I have a few questions: Are you riding with a group or are you doing this ride alone? If youíre riding with a group, is it a supported ride? Are there other people training for this ride that you can train with?
I copied a post I made in the long distance training topic and posted it below:
I have done a San Francisco to Los Angeles bike ride three times: once was the AIDSride (585 miles) in 2002, then 2x times for the Amgen Coast Classic 2006 and 2007 (525 miles). The Amgen ride is an 8-day fully supported ride that travels down the CA coast. The 2007 ride was spectacular! We had prefect weather: no fog! Both rides are fund raisers so I had to raise $2900 to be able to participate in the ride. The California coast is very hilly so these rides are very challenging. We had a choice of camping for free or staying in hotels at our coast. I camped in 2002 then stayed in hotels for 2006 and 2007. All meals were proved and SAG support.
Hereís my advice on training so you can enjoy your ride:
Train on the same type of terrain that you will ride: donít train on flats if your route has lots of hills. By training I mean doing hill intervals and riding hills that have a similar degree of climb. On the AIDSride we had two hills that were very challenging: the Quad buster which did bust my quads because I didnít train on a similar hill and the evil twins which were a piece of cake because I trained on a hill in LA that had the same degree of gain.
Train in the similar weather, if you can. Donít ride in the cold if the weather were you will tour is hot. Train in the heat. If you donít the heat will kick your butt!
Train multiple days. For the 2007 Amgen ride I never road more than 80 mile in a day but my cycling coach, for a three day weekend, had me riding 60 miles on Friday, 120 miles on Saturday, 100 miles on Sunday and 60 miles on Monday. After that weekend I knew, mentally, I could finish any 80 mile ride. I also knew how my body would react to multiples days of riding.
Do not make any changes to your bike before the tour: no new equipment no adjustments. Make your final adjustments about 3-4 weeks before the ride, then no changes.
Do not make any changes to what you eat while riding before the tour. Decide what works for you and donít change it.
Ask for advice on what to bring to wear. I always dress in layers. For the California ride there can be a big difference in temperature when you start riding, some days were in the 40ís and when you finish riding for the day, some days were in the 70ís! That is a big range. So for me I always wore a sleeveless base layer, a short sleeve jersey, arm warmers, shorts, knee warmers and I lined my shoes with baggies (the best way I have found to keep my feet warm!) I top this off with a windbreaker that converts to a vest. Then, as the weather warms I start striping and stowing the clothes in my camelback. BTW I do use a camelback for touring but not for shorter or training rides. If you plan to use a camelback, wear it during your training rides so you can get used to the weight on your back. The camelback has the added advantage of, on cold mornings, if you fill it with hot weather it will keep you warm. You can feel the heat on your back. On hot days I fill it with cold weather and ice to help keep my core cooler.

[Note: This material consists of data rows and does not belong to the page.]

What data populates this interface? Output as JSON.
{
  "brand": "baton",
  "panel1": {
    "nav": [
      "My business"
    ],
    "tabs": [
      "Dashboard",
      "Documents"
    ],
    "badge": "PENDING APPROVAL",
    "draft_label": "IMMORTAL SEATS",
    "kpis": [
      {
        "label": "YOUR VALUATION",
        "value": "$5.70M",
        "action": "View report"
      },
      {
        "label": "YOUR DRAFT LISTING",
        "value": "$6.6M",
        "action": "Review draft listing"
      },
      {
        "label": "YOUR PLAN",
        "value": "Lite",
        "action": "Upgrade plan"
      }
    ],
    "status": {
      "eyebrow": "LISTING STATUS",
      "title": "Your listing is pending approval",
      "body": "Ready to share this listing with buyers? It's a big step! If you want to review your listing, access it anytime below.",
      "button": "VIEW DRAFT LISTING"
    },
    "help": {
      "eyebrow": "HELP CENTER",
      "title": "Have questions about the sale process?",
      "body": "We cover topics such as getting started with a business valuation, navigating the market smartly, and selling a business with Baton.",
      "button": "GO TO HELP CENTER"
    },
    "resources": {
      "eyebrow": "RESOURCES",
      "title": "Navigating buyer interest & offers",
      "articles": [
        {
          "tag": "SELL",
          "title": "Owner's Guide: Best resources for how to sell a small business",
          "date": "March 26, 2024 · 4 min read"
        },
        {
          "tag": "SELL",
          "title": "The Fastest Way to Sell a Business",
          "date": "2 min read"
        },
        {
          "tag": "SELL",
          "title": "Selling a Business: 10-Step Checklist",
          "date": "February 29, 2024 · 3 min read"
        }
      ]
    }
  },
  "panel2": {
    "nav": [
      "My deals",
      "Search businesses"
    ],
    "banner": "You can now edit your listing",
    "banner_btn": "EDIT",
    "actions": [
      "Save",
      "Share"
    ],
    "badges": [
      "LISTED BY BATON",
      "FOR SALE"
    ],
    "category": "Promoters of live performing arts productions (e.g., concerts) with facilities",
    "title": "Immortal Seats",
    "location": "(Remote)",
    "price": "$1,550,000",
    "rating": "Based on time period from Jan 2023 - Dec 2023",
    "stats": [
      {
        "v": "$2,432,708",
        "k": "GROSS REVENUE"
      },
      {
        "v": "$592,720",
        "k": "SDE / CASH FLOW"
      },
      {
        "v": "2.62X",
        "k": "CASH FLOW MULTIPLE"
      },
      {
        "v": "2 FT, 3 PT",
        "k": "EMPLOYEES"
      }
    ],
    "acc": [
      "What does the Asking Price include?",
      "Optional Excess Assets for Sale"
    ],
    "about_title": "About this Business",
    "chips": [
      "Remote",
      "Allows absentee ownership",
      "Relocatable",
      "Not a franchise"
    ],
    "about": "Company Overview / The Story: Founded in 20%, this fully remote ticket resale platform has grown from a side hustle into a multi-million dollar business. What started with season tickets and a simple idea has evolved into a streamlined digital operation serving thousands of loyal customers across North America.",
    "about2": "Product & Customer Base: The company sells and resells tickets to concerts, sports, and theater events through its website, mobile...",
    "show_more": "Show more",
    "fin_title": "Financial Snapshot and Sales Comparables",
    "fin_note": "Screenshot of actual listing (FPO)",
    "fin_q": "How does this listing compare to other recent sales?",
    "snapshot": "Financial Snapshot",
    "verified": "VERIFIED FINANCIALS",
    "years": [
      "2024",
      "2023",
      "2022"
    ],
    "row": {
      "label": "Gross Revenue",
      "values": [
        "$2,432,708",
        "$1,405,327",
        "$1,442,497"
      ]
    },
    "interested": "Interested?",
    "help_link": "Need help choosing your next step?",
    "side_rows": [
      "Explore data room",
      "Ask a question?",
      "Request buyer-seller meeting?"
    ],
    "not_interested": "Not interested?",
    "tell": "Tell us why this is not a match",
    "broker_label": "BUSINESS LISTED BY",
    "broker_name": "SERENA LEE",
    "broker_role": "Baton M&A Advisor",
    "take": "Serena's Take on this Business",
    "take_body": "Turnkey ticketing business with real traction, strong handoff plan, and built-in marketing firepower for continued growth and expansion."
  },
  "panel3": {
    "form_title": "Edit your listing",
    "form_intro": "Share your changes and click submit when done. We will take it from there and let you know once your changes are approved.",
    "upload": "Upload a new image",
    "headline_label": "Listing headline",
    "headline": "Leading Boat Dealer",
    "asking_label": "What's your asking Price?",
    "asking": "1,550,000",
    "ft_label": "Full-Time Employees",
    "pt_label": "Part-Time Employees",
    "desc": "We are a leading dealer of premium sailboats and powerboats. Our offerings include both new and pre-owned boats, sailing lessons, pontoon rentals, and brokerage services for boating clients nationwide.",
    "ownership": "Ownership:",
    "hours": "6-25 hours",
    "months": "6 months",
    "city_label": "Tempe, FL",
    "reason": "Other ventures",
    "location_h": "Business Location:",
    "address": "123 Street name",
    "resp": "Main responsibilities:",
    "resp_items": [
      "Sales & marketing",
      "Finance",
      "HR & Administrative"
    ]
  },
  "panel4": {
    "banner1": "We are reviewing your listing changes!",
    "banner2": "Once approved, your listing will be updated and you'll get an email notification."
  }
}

Water is good but a hydration drink is better to give your muscles the fuel they need to rebuild after hours of riding. I like pertetum from Hammer products.
Thatís all I can think of right now!
Do not look where you fell, but where you slipped.
| current weight: 189.0